Andy Warhol was wrong. Fame doesn’t last just fifteen minutes. After all, Harold Camping is still in the news, more than a week after his prophecy that the world would end on May 21 at 6:00 p.m. turned out — as expected — to be false.

Camping’s end-of-the-world prophecy and the related publicity circus gained international attention. It was virtually inevitable that his claims would become a matter of global interest, followed by international derision. After all, Camping had claimed to have discovered a secret code within the Bible that allowed him to predict the precise day that Christ would appear and judgment would begin. As he told the press, he was certain that the end of the world was “absolutely going to happen without any question at all.”

In anticipation of May 21, Camping and his followers purchased thousands of billboard advertisements and sent the message across America painted on recreational vehicles. Some of his followers emptied their bank accounts and gave away their possessions, expecting no longer to need them.

When May 21 came and went, and the end of the world clearly did not happen, Camping did not apologize or even concede the fact that his prophecy was false. Instead, he said that the May 21 date was actually a “spiritual” judgment day, and that the actual day, signaled by cataclysmic earthquakes, would come on October 21.

The derision and laughter from the secular community was loud and entirely predictable. An atheist group offered to take care of the pets of those who were raptured, but for a fee. Late night comedians have yet to let go of the affair, and Harold Camping is, at least for the moment, a famous man.

Harold Camping is not, however, a trained Bible scholar or a pastor. He holds an undergraduate engineering degree from the University of California, Berkeley. He was for years an elder in the Christian Reformed Church, but the major platform for his teachings emerged when he joined with others to purchase an FM radio station in 1958 — long before FM was a major player in the broadcasting world. All that would change, of course, and Camping’s expanding radio ministry, known as Family Radio, grew with the new medium.

May 21 was not his first failed prophecy. In 1992, he started predicting the end of the world in 1994. When that year passed, Camping just declared that he had misunderstood the hidden code within the Bible. Seventeen years later, he is wrong again.

But Mr. Camping is not merely wrong on this rather embarrassing matter. More importantly, he has called for Christians to leave their churches, claiming to have found in the Bible the announcement that the age of the church has passed. Since the church no longer exists, he has taught, Christians should leave the so-called churches and merely associate for fellowship. Baptism and the Lord’s Supper, commanded by the Lord to be practiced until he comes, are no more, Camping has taught.

Along the way, Camping has also denied the biblical doctrine of hell. More recently, he has declared the end of evangelism, telling listeners to his program that his concern now is for “true believers” in preparation for the October 21 arrival of Judgment Day.

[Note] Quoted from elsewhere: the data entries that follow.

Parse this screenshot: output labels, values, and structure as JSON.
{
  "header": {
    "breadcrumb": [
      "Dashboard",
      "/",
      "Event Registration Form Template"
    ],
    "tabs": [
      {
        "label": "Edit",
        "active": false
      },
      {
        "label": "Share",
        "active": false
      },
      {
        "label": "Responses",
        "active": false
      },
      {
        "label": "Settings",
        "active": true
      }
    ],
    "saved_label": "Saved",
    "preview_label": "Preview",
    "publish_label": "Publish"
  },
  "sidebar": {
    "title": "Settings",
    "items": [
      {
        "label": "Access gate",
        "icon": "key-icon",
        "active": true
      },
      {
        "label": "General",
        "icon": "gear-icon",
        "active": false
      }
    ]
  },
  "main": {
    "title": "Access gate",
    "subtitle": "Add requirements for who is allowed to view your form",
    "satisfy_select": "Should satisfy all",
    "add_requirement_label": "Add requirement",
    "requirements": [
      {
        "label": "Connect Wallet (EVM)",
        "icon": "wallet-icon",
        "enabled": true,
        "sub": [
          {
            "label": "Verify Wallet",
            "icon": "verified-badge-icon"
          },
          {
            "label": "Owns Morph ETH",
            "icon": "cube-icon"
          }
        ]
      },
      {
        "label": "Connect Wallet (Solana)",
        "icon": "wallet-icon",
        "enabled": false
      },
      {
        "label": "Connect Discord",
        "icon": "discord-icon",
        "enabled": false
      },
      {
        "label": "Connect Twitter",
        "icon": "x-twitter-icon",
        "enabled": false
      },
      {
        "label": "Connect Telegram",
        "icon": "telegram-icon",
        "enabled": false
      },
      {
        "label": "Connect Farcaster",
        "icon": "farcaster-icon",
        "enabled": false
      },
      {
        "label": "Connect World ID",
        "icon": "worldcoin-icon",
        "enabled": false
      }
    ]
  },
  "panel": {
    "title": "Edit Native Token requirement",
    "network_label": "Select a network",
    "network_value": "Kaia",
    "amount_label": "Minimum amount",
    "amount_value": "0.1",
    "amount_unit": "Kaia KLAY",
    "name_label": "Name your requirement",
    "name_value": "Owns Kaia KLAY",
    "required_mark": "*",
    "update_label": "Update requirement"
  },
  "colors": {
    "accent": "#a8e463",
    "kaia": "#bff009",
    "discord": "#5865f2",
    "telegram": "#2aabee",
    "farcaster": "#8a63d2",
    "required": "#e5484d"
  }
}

Harold Camping has refused all correction and all efforts to persuade him to cease his false teachings. He left a major denomination and cast out on his own. He has received delegations of concerned theologians and major Christian leaders, but he has resisted all efforts and repudiated accountability to the church.

He is the classic example of a false teacher and a false prophet, about which the Bible has so much to say. And yet, some Christians have suggested that his errors should go uncorrected and his false teachings should be tolerated, just because he is an old man.

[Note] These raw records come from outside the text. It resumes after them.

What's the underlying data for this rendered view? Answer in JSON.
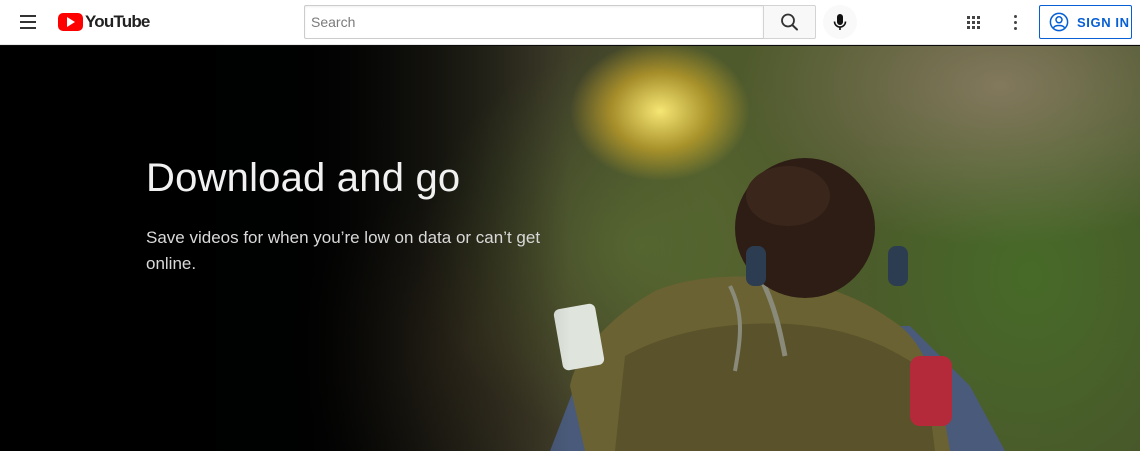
{
  "header": {
    "logo_text": "YouTube",
    "search_placeholder": "Search",
    "sign_in_label": "SIGN IN",
    "icons": [
      "menu-icon",
      "youtube-logo-icon",
      "search-icon",
      "mic-icon",
      "apps-grid-icon",
      "more-vert-icon",
      "account-circle-icon"
    ],
    "accent_color": "#065fd4",
    "brand_color": "#ff0000"
  },
  "hero": {
    "title": "Download and go",
    "subtitle": "Save videos for when you’re low on data or can’t get online."
  }
}
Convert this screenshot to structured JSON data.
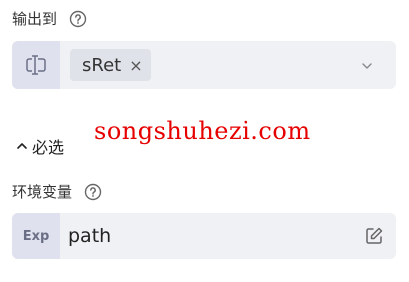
{
  "output": {
    "label": "输出到",
    "tag_label": "sRet",
    "tag_remove": "×",
    "help_icon": "question-circle-icon",
    "prefix_icon": "text-cursor-icon",
    "dropdown_icon": "chevron-down-icon"
  },
  "advanced": {
    "label": "必选",
    "caret_icon": "chevron-up-icon"
  },
  "watermark": "songshuhezi.com",
  "env": {
    "label": "环境变量",
    "help_icon": "question-circle-icon",
    "prefix": "Exp",
    "value": "path",
    "edit_icon": "edit-icon"
  },
  "colors": {
    "field_bg": "#f0f1f5",
    "prefix_bg": "#dfe2ee",
    "tag_bg": "#e0e2ea",
    "watermark": "#e60000"
  }
}
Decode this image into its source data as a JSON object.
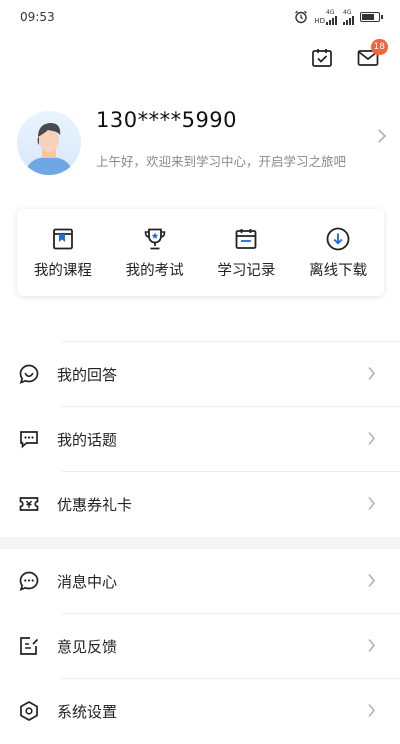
{
  "status_bar": {
    "time": "09:53",
    "network1": "4G",
    "network2": "4G",
    "hd": "HD",
    "battery_percent": 78
  },
  "header": {
    "notification_count": "18"
  },
  "profile": {
    "phone": "130****5990",
    "greeting": "上午好，欢迎来到学习中心，开启学习之旅吧"
  },
  "shortcuts": [
    {
      "label": "我的课程",
      "icon": "book-icon"
    },
    {
      "label": "我的考试",
      "icon": "trophy-icon"
    },
    {
      "label": "学习记录",
      "icon": "calendar-list-icon"
    },
    {
      "label": "离线下载",
      "icon": "download-icon"
    }
  ],
  "menu_group1": [
    {
      "label": "我的回答",
      "icon": "chat-bubble-icon"
    },
    {
      "label": "我的话题",
      "icon": "topic-chat-icon"
    },
    {
      "label": "优惠券礼卡",
      "icon": "coupon-icon"
    }
  ],
  "menu_group2": [
    {
      "label": "消息中心",
      "icon": "message-icon"
    },
    {
      "label": "意见反馈",
      "icon": "feedback-edit-icon"
    },
    {
      "label": "系统设置",
      "icon": "settings-icon"
    }
  ],
  "colors": {
    "accent": "#1e6fd9",
    "badge": "#f1643d",
    "text": "#222222",
    "muted": "#888888"
  }
}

Mr. Camping will be 90 years old on July 19, but his false teachings are not a factor of old age. He began these teachings long ago. Furthermore, he bears all the signs of a false prophet. He claims to have a secret knowledge revealed only to him by God. He claims to have found a hidden code in the Bible. He rejects what he calls “literalism” and claims the right to a “spiritual” interpretation of the biblical text. He has rejected all correction from the believing church and persists in his false teachings. He has led thousands astray from the truth and has brought reproach upon the Body of Christ. He refuses even to concede that his prophecy was false. He and he alone is right.

The Bible has a great deal to say about false teachers and false prophets. In the Old Testament, prophets whose prophecies turned out to be false were to be put to death. According to the New Testament, they are to be exposed, removed from the church, and no longer even to be greeted by believers.

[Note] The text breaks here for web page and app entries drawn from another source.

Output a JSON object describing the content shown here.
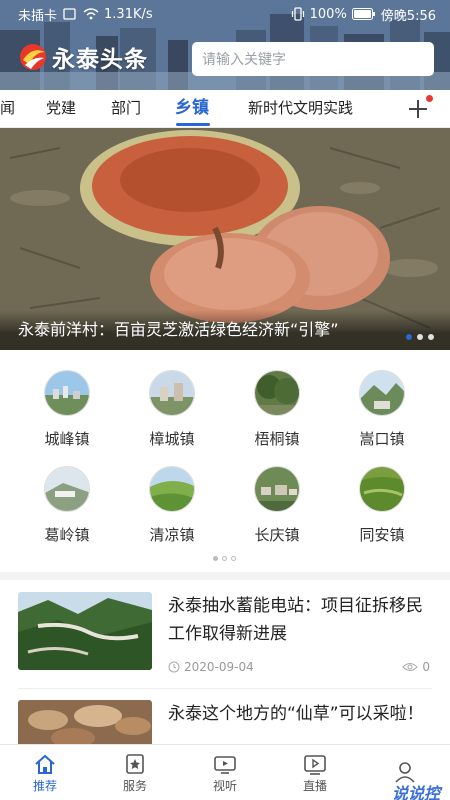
{
  "status_bar": {
    "carrier": "未插卡",
    "speed": "1.31K/s",
    "battery": "100%",
    "time": "傍晚5:56"
  },
  "header": {
    "logo_text": "永泰头条",
    "search_placeholder": "请输入关键字"
  },
  "tabs": [
    "闻",
    "党建",
    "部门",
    "乡镇",
    "新时代文明实践"
  ],
  "active_tab": "乡镇",
  "banner": {
    "caption": "永泰前洋村：百亩灵芝激活绿色经济新“引擎”"
  },
  "towns": [
    "城峰镇",
    "樟城镇",
    "梧桐镇",
    "嵩口镇",
    "葛岭镇",
    "清凉镇",
    "长庆镇",
    "同安镇"
  ],
  "news": [
    {
      "title": "永泰抽水蓄能电站：项目征拆移民工作取得新进展",
      "date": "2020-09-04",
      "views": "0"
    },
    {
      "title": "永泰这个地方的“仙草”可以采啦！"
    }
  ],
  "bottom_nav": [
    "推荐",
    "服务",
    "视听",
    "直播",
    ""
  ],
  "watermark": "说说控",
  "colors": {
    "accent": "#2a66d4",
    "notify_dot": "#e53935"
  }
}
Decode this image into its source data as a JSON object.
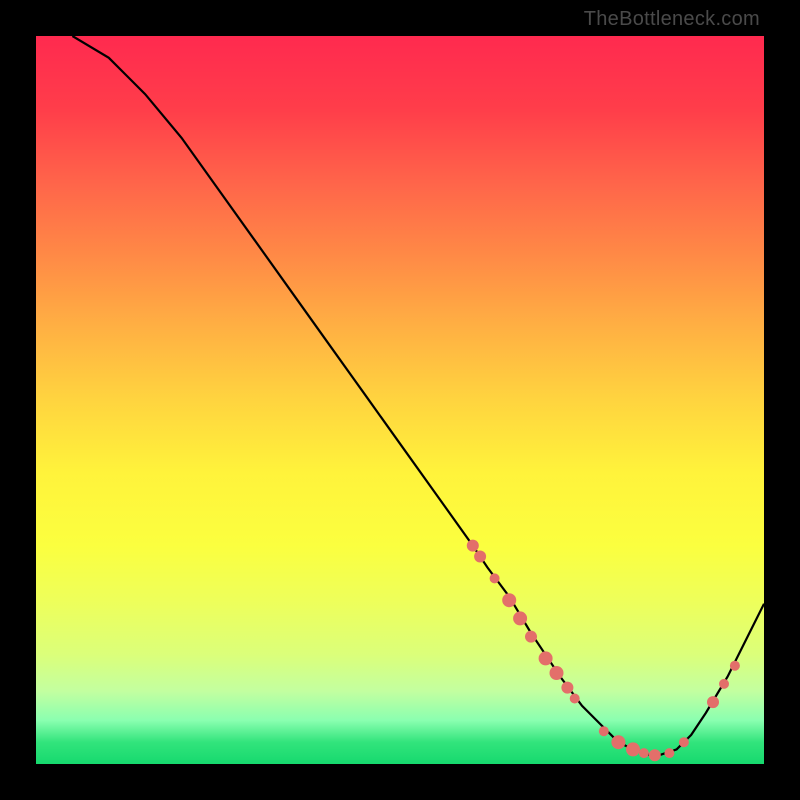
{
  "watermark": "TheBottleneck.com",
  "chart_data": {
    "type": "line",
    "title": "",
    "xlabel": "",
    "ylabel": "",
    "xlim": [
      0,
      100
    ],
    "ylim": [
      0,
      100
    ],
    "series": [
      {
        "name": "curve",
        "x": [
          5,
          10,
          15,
          20,
          25,
          30,
          35,
          40,
          45,
          50,
          55,
          60,
          62,
          65,
          68,
          70,
          72,
          75,
          78,
          80,
          82,
          85,
          88,
          90,
          92,
          95,
          100
        ],
        "y": [
          100,
          97,
          92,
          86,
          79,
          72,
          65,
          58,
          51,
          44,
          37,
          30,
          27,
          23,
          18,
          15,
          12,
          8,
          5,
          3,
          2,
          1,
          2,
          4,
          7,
          12,
          22
        ]
      }
    ],
    "markers": [
      {
        "x": 60,
        "y": 30,
        "r": 6
      },
      {
        "x": 61,
        "y": 28.5,
        "r": 6
      },
      {
        "x": 63,
        "y": 25.5,
        "r": 5
      },
      {
        "x": 65,
        "y": 22.5,
        "r": 7
      },
      {
        "x": 66.5,
        "y": 20,
        "r": 7
      },
      {
        "x": 68,
        "y": 17.5,
        "r": 6
      },
      {
        "x": 70,
        "y": 14.5,
        "r": 7
      },
      {
        "x": 71.5,
        "y": 12.5,
        "r": 7
      },
      {
        "x": 73,
        "y": 10.5,
        "r": 6
      },
      {
        "x": 74,
        "y": 9,
        "r": 5
      },
      {
        "x": 78,
        "y": 4.5,
        "r": 5
      },
      {
        "x": 80,
        "y": 3,
        "r": 7
      },
      {
        "x": 82,
        "y": 2,
        "r": 7
      },
      {
        "x": 83.5,
        "y": 1.5,
        "r": 5
      },
      {
        "x": 85,
        "y": 1.2,
        "r": 6
      },
      {
        "x": 87,
        "y": 1.5,
        "r": 5
      },
      {
        "x": 89,
        "y": 3,
        "r": 5
      },
      {
        "x": 93,
        "y": 8.5,
        "r": 6
      },
      {
        "x": 94.5,
        "y": 11,
        "r": 5
      },
      {
        "x": 96,
        "y": 13.5,
        "r": 5
      }
    ],
    "marker_color": "#e36f6a",
    "curve_color": "#000000"
  }
}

The Apostle Paul warned Timothy that some with “itching ears” would “accumulate for themselves teachers to suit their own passions.” [2 Timothy 4:3] He warned Titus of those who would upset the church and its families by “teaching for shameful gain what they ought not to teach.” [Titus 1:11] Peter’s words to the church are especially directed to the rise of false teachers: “But false prophets also arose among the people, just as there will be false teachers among you, who will secretly bring in destructive heresies, even denying the Master who bought them, bringing upon themselves swift destruction.” [2 Peter 2:1]

For this reason, James warned, “Not many of you should become teachers, my brothers, for you know that we who teach will be judged with greater strictness.” [James 3:1]

Those are sober words, and false teachers are in real trouble. That was true in the first century as the church began, and it is certainly true now. The difference now is the velocity with which false teachings can be disseminated. Today’s church cannot remain faithful if it tolerates false teachers and leaves their teachings uncorrected and unconfronted. Harold Camping is not the first false teacher to present the church with such a test of faithfulness, nor will he be the last.